Any hope we have for resolving this pandemic must use a new approach to the diagnosis and treatment of diabesity. That approach is called functional medicine. And I am going to explain what it is and how you can use it to help you heal from diabesity in the next blog in this series.
By applying this new form of medicine to your health problems you may overcome diabesity and become vibrantly health once again.
Now I’d like to hear from you ...
Are you taking insulin and if so, how has it helped, or not, with your diabesity?
What do you think about conventional medical approaches to treating this problem?
What do you think about the continuum concept? Has your experience with diabesity reflected this continuum?
Please let me know your thoughts by leaving a comment below.
To your good health,
Mark Hyman, MD
P.S. I’ll be discussing the continuum concept, the REAL causes of diabesity and how to prevent and reverse the condition and reclaim a normal life during a special upcoming webinar.
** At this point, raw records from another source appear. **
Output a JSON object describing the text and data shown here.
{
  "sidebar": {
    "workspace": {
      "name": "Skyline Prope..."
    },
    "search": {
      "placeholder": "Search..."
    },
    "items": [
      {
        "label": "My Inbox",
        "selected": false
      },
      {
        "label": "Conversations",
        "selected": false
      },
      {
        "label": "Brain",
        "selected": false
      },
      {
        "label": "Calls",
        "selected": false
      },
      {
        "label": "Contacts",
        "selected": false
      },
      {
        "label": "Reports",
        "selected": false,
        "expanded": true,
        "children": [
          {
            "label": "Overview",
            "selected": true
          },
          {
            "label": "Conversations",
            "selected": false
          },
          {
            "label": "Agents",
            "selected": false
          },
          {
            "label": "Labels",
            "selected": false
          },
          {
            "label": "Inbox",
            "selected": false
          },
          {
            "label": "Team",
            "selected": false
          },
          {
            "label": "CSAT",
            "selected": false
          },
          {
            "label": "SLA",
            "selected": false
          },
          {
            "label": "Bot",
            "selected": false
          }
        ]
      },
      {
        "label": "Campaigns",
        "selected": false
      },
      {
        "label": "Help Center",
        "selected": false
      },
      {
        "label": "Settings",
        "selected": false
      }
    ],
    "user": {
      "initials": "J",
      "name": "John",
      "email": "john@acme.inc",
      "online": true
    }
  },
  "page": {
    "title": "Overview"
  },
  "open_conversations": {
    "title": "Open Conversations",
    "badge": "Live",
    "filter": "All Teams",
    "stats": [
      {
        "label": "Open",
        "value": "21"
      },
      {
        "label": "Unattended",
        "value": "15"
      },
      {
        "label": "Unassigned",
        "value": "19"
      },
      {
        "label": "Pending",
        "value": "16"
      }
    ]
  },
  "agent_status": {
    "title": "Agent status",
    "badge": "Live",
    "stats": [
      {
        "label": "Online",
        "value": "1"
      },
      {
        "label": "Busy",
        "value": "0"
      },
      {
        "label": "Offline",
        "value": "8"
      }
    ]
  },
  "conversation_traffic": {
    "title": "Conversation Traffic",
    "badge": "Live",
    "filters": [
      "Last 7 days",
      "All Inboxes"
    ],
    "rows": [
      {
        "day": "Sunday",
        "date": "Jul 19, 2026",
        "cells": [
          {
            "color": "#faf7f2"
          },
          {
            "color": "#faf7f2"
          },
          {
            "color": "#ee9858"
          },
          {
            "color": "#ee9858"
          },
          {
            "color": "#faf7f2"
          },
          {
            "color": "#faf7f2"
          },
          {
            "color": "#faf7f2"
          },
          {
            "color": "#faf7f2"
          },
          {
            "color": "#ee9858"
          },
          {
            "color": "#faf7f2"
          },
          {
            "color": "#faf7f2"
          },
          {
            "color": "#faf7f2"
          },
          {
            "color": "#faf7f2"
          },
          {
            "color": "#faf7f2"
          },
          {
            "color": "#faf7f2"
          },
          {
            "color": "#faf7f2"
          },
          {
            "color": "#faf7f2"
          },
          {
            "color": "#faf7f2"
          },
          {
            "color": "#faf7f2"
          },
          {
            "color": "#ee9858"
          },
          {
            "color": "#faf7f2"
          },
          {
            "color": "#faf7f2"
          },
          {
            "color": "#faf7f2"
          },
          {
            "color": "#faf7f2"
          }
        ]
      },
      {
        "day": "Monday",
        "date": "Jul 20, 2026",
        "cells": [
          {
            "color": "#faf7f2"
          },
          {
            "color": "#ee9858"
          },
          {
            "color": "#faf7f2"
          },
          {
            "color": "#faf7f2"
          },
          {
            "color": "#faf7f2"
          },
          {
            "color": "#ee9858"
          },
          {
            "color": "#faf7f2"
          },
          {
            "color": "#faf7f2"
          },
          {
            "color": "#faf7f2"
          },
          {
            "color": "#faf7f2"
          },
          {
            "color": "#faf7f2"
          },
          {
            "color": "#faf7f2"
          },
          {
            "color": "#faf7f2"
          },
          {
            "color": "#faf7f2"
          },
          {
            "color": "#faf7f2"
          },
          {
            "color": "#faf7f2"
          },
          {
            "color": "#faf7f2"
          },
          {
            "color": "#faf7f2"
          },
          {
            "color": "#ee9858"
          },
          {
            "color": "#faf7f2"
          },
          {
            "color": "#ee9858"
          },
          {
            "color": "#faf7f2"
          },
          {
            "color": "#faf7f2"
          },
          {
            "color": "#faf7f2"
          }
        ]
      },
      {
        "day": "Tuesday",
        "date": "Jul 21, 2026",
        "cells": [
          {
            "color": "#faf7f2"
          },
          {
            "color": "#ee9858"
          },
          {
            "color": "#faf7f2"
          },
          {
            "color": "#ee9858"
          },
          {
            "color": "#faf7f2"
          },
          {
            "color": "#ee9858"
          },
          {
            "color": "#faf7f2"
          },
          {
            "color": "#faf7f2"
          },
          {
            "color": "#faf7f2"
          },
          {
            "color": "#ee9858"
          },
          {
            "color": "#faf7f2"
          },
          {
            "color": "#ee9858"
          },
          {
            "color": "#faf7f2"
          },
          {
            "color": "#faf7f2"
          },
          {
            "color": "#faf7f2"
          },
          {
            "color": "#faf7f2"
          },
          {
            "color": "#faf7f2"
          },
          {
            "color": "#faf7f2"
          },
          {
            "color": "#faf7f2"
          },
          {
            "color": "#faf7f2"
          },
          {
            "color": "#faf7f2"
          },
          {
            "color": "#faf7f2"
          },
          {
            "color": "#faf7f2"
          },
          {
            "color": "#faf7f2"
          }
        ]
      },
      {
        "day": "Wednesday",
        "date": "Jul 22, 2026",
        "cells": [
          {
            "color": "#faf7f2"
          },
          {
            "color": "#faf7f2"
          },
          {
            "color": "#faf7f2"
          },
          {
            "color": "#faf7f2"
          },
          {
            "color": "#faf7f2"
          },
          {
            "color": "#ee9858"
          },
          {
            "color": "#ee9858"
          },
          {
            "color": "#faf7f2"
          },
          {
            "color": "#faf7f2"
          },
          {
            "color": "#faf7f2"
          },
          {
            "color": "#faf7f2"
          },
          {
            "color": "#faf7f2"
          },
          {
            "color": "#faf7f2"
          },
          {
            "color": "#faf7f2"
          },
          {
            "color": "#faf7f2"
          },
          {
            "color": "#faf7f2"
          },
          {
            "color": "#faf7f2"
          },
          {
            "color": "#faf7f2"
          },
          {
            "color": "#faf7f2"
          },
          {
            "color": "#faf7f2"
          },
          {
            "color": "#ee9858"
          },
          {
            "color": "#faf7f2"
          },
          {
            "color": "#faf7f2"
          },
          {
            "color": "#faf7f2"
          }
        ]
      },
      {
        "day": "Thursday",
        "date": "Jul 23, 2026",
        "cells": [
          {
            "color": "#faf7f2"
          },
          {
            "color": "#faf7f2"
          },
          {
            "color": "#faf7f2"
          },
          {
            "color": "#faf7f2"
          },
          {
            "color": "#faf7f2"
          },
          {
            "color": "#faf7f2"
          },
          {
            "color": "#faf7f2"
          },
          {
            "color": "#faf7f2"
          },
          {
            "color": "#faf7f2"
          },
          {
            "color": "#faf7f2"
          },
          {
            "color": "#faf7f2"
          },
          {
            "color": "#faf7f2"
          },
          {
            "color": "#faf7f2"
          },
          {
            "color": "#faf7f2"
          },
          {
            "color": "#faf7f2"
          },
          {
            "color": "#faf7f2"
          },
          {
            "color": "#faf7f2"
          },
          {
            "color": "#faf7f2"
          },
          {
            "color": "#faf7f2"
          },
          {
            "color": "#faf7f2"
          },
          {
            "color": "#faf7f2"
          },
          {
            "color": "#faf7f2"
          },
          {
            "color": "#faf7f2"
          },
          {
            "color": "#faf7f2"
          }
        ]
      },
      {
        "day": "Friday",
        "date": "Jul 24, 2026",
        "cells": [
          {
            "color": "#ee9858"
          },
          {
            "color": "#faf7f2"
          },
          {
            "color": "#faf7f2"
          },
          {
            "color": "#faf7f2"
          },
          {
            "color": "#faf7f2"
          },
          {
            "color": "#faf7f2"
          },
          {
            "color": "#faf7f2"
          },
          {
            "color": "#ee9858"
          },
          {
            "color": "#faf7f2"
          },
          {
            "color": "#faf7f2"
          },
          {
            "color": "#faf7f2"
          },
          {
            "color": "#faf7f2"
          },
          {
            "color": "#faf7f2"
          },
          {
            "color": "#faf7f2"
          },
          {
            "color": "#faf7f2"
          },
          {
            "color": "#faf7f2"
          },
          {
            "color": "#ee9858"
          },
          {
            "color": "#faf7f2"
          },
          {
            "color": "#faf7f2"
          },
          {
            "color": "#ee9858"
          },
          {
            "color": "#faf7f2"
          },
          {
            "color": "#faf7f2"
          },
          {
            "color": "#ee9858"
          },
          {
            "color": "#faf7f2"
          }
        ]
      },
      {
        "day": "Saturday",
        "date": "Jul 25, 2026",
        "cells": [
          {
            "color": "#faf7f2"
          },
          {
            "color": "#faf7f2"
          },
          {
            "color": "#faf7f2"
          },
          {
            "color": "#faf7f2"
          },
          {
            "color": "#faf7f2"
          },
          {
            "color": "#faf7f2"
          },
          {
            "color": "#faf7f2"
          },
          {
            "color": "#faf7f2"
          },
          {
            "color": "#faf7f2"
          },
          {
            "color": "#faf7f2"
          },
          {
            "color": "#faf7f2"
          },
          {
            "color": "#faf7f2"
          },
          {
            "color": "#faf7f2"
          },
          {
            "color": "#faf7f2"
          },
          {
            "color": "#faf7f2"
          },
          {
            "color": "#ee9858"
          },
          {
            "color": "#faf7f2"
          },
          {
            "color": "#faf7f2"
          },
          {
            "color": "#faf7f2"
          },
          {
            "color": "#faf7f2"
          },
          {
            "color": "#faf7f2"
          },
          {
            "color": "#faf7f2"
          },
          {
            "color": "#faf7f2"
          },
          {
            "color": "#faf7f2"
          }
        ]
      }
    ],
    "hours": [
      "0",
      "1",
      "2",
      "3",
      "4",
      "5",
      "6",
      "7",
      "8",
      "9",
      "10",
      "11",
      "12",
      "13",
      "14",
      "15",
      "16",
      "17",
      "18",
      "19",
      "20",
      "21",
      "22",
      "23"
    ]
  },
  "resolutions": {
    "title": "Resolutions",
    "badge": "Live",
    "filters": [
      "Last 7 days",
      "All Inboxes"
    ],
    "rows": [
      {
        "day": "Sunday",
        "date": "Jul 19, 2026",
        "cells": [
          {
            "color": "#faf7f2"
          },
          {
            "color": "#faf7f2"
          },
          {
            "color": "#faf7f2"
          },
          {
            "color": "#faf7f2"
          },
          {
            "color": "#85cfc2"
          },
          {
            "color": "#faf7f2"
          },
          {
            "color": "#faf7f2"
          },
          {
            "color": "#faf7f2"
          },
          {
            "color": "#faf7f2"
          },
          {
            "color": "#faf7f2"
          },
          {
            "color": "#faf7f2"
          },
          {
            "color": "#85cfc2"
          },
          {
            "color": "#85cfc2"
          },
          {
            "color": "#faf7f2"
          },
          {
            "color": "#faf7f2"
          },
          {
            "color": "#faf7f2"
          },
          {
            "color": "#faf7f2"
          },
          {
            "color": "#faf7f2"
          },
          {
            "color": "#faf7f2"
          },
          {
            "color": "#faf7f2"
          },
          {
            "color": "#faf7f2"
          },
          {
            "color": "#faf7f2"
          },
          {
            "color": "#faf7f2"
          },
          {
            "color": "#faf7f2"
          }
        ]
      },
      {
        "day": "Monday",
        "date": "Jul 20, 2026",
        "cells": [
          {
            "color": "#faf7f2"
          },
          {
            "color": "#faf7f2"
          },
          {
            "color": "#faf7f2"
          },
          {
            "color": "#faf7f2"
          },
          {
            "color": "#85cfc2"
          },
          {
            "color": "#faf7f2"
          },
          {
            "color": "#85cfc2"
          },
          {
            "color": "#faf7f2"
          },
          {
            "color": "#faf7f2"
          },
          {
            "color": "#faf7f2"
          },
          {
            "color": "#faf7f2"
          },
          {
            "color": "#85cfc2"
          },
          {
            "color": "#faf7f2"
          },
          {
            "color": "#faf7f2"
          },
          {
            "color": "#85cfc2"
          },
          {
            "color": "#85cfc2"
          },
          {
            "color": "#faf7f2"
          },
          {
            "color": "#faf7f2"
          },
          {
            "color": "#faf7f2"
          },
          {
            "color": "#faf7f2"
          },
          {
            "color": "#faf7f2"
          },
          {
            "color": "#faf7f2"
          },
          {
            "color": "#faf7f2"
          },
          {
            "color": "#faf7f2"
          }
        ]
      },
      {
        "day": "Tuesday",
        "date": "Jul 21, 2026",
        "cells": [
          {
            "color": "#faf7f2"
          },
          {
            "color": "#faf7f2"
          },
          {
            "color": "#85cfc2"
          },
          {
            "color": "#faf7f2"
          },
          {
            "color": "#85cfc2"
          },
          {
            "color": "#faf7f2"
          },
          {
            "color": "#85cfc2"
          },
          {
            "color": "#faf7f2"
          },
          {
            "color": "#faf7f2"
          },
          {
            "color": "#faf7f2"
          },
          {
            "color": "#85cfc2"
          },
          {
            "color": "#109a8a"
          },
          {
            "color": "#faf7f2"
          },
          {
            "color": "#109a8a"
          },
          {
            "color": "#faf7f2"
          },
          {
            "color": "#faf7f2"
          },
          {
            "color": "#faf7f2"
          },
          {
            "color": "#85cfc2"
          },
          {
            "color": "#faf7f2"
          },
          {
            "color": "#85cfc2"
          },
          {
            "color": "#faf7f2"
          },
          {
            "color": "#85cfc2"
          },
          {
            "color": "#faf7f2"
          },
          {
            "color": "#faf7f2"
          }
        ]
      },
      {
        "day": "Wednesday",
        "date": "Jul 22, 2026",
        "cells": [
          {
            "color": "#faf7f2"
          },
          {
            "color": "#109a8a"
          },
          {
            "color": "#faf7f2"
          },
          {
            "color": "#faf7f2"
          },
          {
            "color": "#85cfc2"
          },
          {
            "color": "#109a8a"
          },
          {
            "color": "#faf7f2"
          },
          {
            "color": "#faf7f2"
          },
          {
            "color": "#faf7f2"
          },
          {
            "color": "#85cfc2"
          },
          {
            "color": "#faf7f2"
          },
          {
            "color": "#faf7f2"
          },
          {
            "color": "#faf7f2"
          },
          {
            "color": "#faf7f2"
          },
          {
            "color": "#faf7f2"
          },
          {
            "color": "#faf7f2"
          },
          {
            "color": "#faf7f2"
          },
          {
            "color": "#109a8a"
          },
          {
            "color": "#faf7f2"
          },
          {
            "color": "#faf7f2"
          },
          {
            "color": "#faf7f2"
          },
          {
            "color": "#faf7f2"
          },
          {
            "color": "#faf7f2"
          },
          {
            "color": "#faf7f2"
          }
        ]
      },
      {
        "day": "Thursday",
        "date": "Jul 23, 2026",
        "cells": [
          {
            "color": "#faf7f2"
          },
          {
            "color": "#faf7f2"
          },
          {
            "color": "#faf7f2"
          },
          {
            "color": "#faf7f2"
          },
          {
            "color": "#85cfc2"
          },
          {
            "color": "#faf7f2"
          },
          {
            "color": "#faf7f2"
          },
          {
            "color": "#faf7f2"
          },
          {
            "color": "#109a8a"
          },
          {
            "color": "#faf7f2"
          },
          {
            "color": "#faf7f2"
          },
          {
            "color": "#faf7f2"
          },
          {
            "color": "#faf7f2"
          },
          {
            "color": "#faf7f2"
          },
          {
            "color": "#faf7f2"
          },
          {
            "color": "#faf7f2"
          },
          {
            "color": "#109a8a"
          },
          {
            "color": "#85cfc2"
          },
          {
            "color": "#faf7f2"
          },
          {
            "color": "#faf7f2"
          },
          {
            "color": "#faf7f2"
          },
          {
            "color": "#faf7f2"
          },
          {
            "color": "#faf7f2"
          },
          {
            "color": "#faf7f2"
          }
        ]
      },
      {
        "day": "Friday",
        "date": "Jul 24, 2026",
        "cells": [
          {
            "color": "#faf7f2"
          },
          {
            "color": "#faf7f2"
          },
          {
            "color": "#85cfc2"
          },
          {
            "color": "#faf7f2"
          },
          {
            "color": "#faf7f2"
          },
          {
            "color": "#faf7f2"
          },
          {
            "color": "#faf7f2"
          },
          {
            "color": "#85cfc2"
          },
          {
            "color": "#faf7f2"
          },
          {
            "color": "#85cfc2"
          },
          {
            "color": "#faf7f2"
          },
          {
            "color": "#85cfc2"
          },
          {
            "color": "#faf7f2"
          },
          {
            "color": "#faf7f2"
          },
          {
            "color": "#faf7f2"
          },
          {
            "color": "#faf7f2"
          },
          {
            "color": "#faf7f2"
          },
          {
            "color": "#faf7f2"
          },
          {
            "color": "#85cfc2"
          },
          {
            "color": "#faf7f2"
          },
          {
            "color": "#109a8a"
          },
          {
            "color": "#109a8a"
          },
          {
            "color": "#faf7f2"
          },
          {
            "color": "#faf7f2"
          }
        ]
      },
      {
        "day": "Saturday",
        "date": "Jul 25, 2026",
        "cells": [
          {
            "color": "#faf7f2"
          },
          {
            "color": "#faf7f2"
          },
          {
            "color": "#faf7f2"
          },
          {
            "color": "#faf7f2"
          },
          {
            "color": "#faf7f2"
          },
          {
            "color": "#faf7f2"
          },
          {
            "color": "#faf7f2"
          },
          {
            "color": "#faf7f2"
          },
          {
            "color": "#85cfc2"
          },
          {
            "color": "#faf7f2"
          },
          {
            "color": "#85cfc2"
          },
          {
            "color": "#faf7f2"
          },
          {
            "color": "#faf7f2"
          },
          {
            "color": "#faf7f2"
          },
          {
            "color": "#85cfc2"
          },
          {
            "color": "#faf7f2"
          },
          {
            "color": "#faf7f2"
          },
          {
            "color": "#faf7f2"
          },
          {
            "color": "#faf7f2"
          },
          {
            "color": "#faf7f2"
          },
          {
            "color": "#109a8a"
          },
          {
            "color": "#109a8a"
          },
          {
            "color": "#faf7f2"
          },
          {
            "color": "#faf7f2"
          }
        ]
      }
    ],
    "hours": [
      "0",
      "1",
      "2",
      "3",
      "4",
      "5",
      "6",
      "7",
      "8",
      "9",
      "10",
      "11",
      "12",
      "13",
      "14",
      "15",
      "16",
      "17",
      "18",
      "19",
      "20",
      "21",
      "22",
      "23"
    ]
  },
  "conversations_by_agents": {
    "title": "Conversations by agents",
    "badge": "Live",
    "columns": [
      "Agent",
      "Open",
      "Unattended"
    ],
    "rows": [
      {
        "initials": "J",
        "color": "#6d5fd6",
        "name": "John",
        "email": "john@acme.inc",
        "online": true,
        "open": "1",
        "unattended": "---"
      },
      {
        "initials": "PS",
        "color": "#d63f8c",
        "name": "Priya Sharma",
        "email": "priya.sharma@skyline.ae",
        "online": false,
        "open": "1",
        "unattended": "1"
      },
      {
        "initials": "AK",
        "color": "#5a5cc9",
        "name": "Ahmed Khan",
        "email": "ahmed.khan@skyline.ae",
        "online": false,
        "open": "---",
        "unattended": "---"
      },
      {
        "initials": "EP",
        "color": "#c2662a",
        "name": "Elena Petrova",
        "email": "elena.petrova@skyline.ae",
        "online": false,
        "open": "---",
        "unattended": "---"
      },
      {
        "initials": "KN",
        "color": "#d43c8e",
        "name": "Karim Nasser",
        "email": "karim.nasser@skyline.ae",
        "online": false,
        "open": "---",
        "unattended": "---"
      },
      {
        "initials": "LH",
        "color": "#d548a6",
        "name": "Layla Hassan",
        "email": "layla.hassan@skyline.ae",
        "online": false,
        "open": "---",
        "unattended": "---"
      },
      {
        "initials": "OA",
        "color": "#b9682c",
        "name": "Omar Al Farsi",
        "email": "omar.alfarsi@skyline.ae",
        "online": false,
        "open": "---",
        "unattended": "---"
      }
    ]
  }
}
My tech team tells me that only 500 viewers can watch at once, so if it’s something that interests you – whether you are overweight, have been diagnosed with diabetes or are worried about developing it -- you may want to reserve your spot now before all of the spots are filled.
(i) Action to Control Cardiovascular Risk in Diabetes Study Group, Gerstein HC, Miller ME, Byington RP, Goff DC Jr, Bigger JT, Buse JB, Cushman WC, Genuth S, Ismail-Beigi F, Grimm RH Jr, Probstfield JL, Simons-Morton DG, Friedewald WT. Effects of intensive glucose lowering in type 2 diabetes. N Engl J Med. 2008 Jun 12;358(24):2545-59.
(ii) Chen L, Appel LJ, Loria C, Lin PH, Champagne CM, Elmer PJ, Ard JD, Mitchell D, Batch BC, Svetkey LP, Caballero B. Reduction in consumption of sugar-sweetened beverages is associated with weight loss: the PREMIER trial. Am J Clin Nutr. 2009 May;89(5):1299-306.
(iii) Bhashyam S, Parikh P, Bolukoglu H, Shannon AH, Porter JH, Shen YT, Shannon RP. Aging is associated with myocardial insulin resistance and mitochondrial dysfunction. Am J Physiol Heart Circ Physiol. 2007 Nov;293(5):H3063-71.
(iv) Ryan AS. Insulin resistance with aging: effects of diet and exercise. Sports Med. 2000 Nov;30(5):327-46. Review.
(v) Gaziano JM, Hennekens CH, O'Donnell CJ, Breslow JL, Buring JE. Fasting triglycerides, high-density lipoprotein, and risk of myocardial infarction. Circulation. 1997 Oct 21;96(8):2520-5.
(vi) Nelson RA, Bremer AA. Insulin Resistance and Metabolic Syndrome in the Pediatric Population. Metab Syndr Relat Disord. 2009 Nov 29.
(vii) Silverstein JH, Rosenbloom AL. Type 2 diabetes in children. Curr Diab Rep. 2001 Aug;1(1):19-27. Review.